'There really is no hope': Ont. parents struggle with 4-year-old daughter's terminal cancer diagnosis
TORONTO -- The parents of a 4-year-old Ontario girl diagnosed with terminal brain cancer say they are frustrated that there have been no significant developments in treatment for the rare disease in the last 50 years.
Michal and Jackie Borkowski's daughter, Isabelle, was diagnosed with diffuse intrinsic pontine glioma or DIPG in April. There are some temporary treatments such as radiation and chemotherapy, but they have been told that there is currently no known cure.
"It's absolutely horrific. It's horrible to know that there really is no hope, it would require a miracle for her to survive," Michal Borkowski said in an interview with CTV's Your Morning.
He explained on Monday that Neil Armstrong’s daughter Karen died from DIPG in the 1960s and since then, he says, the treatments have not advanced.
"When we found out in April about our daughter we were told that we can do radiation treatment and that's the same thing that Neil Armstrong had back in 1962, literally nothing has changed," Michal Borkowski said.
He added that there have been some experimental trials happening In the United States, but COVID-19 travel restrictions have made it "really, really difficult" for Canadian families to cross the border and gain access.

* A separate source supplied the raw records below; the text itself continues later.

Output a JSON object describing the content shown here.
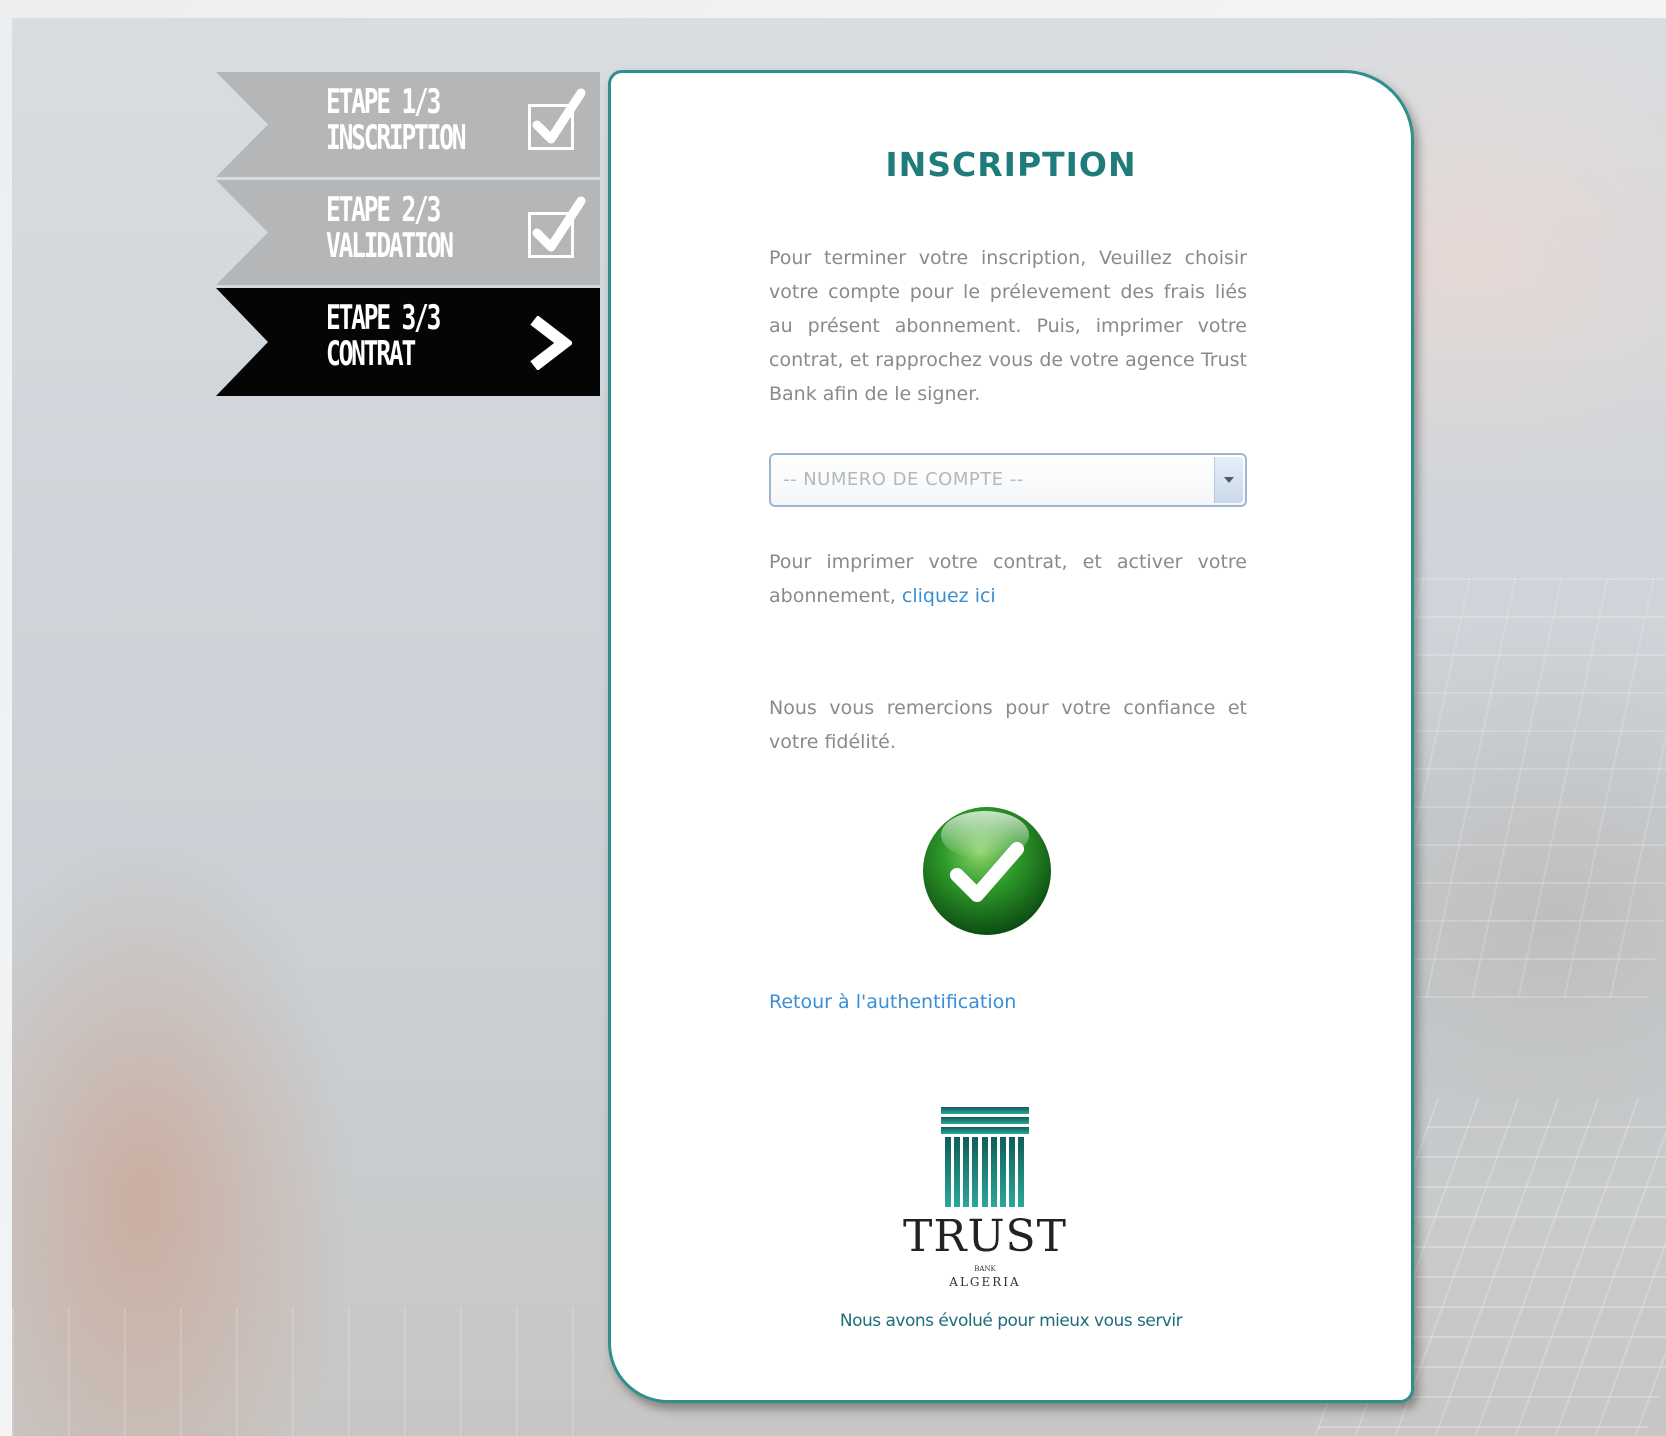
{
  "steps": [
    {
      "line1": "ETAPE 1/3",
      "line2": "INSCRIPTION",
      "status": "done",
      "icon": "checkbox-checked-icon"
    },
    {
      "line1": "ETAPE 2/3",
      "line2": "VALIDATION",
      "status": "done",
      "icon": "checkbox-checked-icon"
    },
    {
      "line1": "ETAPE 3/3",
      "line2": "CONTRAT",
      "status": "active",
      "icon": "chevron-right-icon"
    }
  ],
  "card": {
    "title": "INSCRIPTION",
    "intro": "Pour terminer votre inscription, Veuillez choisir votre compte pour le prélevement des frais liés au présent abonnement. Puis, imprimer votre contrat, et rapprochez vous de votre agence Trust Bank afin de le signer.",
    "account_select": {
      "value": "-- NUMERO DE COMPTE --"
    },
    "print_text": "Pour imprimer votre contrat, et activer votre abonnement,",
    "print_link": "cliquez ici",
    "thanks": "Nous vous remercions pour votre confiance et votre fidélité.",
    "success_icon": "green-checkmark-icon",
    "return_link": "Retour à l'authentification",
    "logo": {
      "wordmark": "TRUST",
      "sub1": "BANK",
      "sub2": "ALGERIA"
    },
    "tagline": "Nous avons évolué pour mieux vous servir"
  },
  "colors": {
    "accent": "#1f7c7a",
    "card_border": "#2f8f8a",
    "link": "#3a8fd4",
    "step_done": "#b4b6b8",
    "step_active": "#050505"
  }
}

"It's unfortunate and it's incredibly frustrating that nothing really has changed, and there's virtually no funding going into researching cures for this cancer which is the most frustrating," Michal Borkowski said.

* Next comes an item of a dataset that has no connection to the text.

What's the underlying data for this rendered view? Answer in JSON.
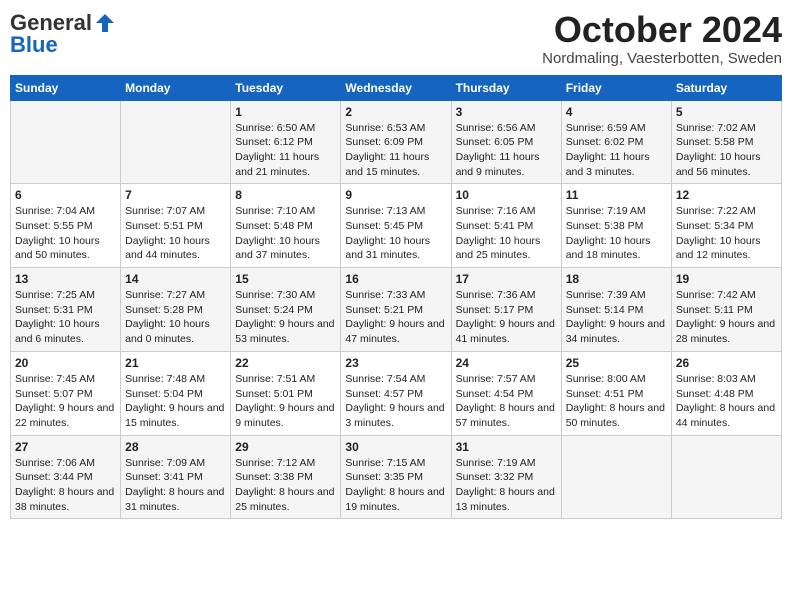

The couple says Isabelle was a happy, healthy child but was diagnosed with DIPG when she began struggling to walk. They say doctors have told them that only 10 per cent of children diagnosed with the disease survive past age two and less than one per cent live past five years. They say the average lifespan is nine months after diagnosis.
Doctors have told the Borkowskis that the best thing they can do now is to make as many memories with Isabelle as possible.

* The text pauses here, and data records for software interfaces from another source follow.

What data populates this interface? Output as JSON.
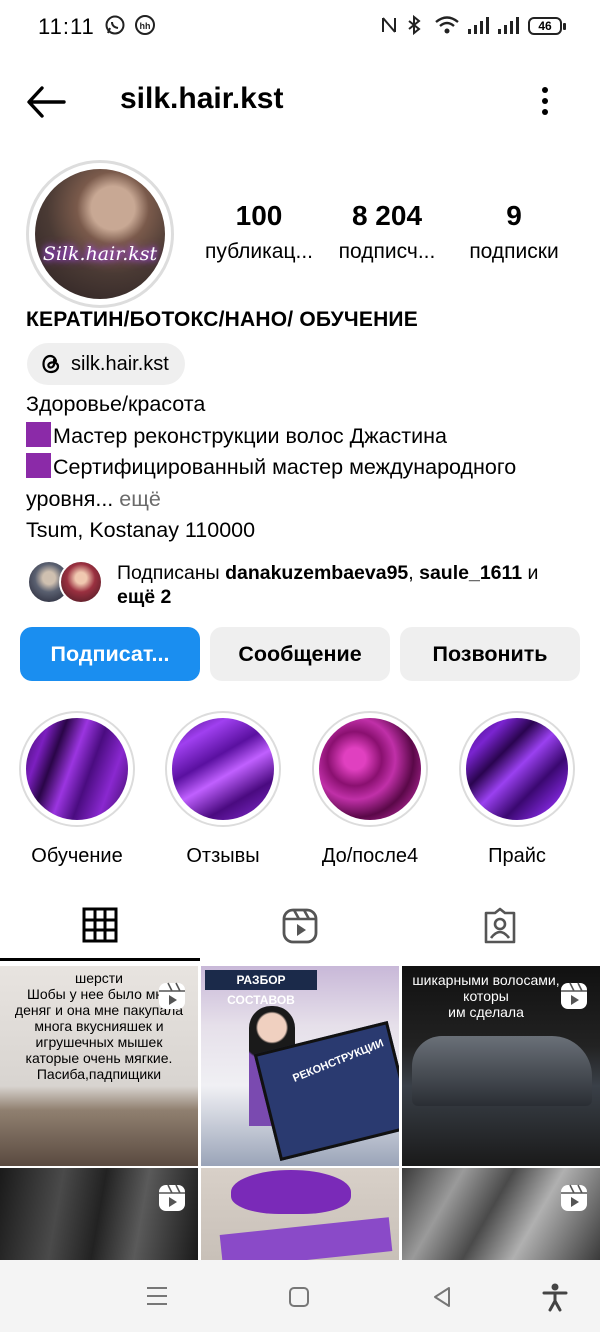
{
  "status_bar": {
    "time": "11:11",
    "battery": "46"
  },
  "header": {
    "username": "silk.hair.kst"
  },
  "profile": {
    "avatar_text": "Silk.hair.kst",
    "stats": [
      {
        "value": "100",
        "label": "публикац..."
      },
      {
        "value": "8 204",
        "label": "подписч..."
      },
      {
        "value": "9",
        "label": "подписки"
      }
    ],
    "bio_title": "КЕРАТИН/БОТОКС/НАНО/ ОБУЧЕНИЕ",
    "threads_handle": "silk.hair.kst",
    "bio_lines": [
      "Здоровье/красота",
      "Мастер реконструкции волос Джастина",
      "Сертифицированный мастер международного",
      "уровня...",
      "ещё",
      "Tsum, Kostanay 110000"
    ],
    "followed_by": {
      "prefix": "Подписаны",
      "user1": "danakuzembaeva95",
      "user2": "saule_1611",
      "joiner": "и",
      "rest": "ещё 2"
    }
  },
  "buttons": {
    "follow": "Подписат...",
    "message": "Сообщение",
    "call": "Позвонить"
  },
  "highlights": [
    {
      "label": "Обучение"
    },
    {
      "label": "Отзывы"
    },
    {
      "label": "До/после4"
    },
    {
      "label": "Прайс"
    }
  ],
  "tabs": [
    "grid-icon",
    "reels-icon",
    "tagged-icon"
  ],
  "grid": {
    "post1_caption": [
      "шерсти",
      "Шобы у нее было мно",
      "деняг и она мне пакупала",
      "многа вкуснияшек и",
      "игрушечных мышек",
      "каторые очень мягкие.",
      "Пасиба,падпищики"
    ],
    "post2_caption": [
      "РАЗБОР СОСТАВОВ",
      "РЕКОНСТРУКЦИИ"
    ],
    "post3_caption": [
      "шикарными волосами, которы",
      "им сделала"
    ]
  }
}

"We are at six months now so we are taking each day at a time and really trying to celebrate every single moment with her. Every little thing she does we celebrate and we clap and we cheer, and it's just absolutely horrific and devastating to just watch your child suffer and knowing what the future holds," Michal Borkowski said.
Despite the grim outlook, Jackie Borkowski says they couldn’t be more proud of their daughter.
"She's a fantastic, amazing, beautiful little girl. We are so proud of her and she's just so kind to kids at school and in her class. She's a jokester and a prankster… and she just has such a beautiful vivacious personality... it shines through of what an amazing little girl she is," Jackie Borkowski said.
However, she admits that Isabelle's condition is slowly deteriorating.
"She's been struggling with some tiredness lately, but we do have her in [junior kindergarten] and she tries to do half days and she'll come home in the afternoon for a nap," Jackie Borkowski said, adding that Isabelle loves going to school and spending time with her friends.
While most parents dream about their child’s future, Jackie Borkowski said they are taking it day-by-day.
"I can't believe how much time has gone by like how fast the time has gone but we just we try to do activities with her as much as possible," she said.
Jackie Borkowski says they have been doing monthly birthday parties since Isabelle's diagnosis. Isabelle just had her real birthday on Oct. 17, but the family throws her a themed party every month around that date with immediate family and a few of Isabelle's friends.
They've also done various other activities such as going to the park, taking a ride in a Corvette and doing a drive-thru zoo tour.
"Just things like that to try to have fun. Of course with this birthday party this last weekend that was a big milestone, school starting in September was another one we were really hoping to get to and glad that we did," Jackie Borkowski said.
Jackie Borkowski added that they are trying to make "every day as happy for her as possible" since they don't know how many days Isabelle has left.
"We never know when that end is going to be. The average is nine months, we would hope that she can go beyond that hopefully defy those odds and be one of those kids that can make it up to two years, but unfortunately for us, her future is pretty bleak," she said.